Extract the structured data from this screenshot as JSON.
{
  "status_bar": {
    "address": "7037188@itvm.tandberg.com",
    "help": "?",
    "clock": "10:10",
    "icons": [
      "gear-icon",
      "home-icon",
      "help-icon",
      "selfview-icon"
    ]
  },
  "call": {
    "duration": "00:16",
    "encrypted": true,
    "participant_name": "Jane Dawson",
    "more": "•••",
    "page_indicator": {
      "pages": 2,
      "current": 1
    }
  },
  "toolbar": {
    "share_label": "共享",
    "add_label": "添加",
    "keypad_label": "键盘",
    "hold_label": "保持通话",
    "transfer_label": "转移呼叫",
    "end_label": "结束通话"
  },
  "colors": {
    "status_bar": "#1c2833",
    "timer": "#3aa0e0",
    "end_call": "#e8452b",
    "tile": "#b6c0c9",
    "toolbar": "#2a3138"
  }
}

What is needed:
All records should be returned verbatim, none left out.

Task result:
Extract the structured data from this screenshot as JSON.
{
  "status_bar": {
    "address": "7037188@itvm.tandberg.com",
    "help": "?",
    "clock": "10:10",
    "icons": [
      "gear-icon",
      "home-icon",
      "help-icon",
      "selfview-icon"
    ]
  },
  "call": {
    "duration": "00:16",
    "encrypted": true,
    "participant_name": "Jane Dawson",
    "more": "•••",
    "page_indicator": {
      "pages": 2,
      "current": 1
    }
  },
  "toolbar": {
    "share_label": "共享",
    "add_label": "添加",
    "keypad_label": "键盘",
    "hold_label": "保持通话",
    "transfer_label": "转移呼叫",
    "end_label": "结束通话"
  },
  "colors": {
    "status_bar": "#1c2833",
    "timer": "#3aa0e0",
    "end_call": "#e8452b",
    "tile": "#b6c0c9",
    "toolbar": "#2a3138"
  }
}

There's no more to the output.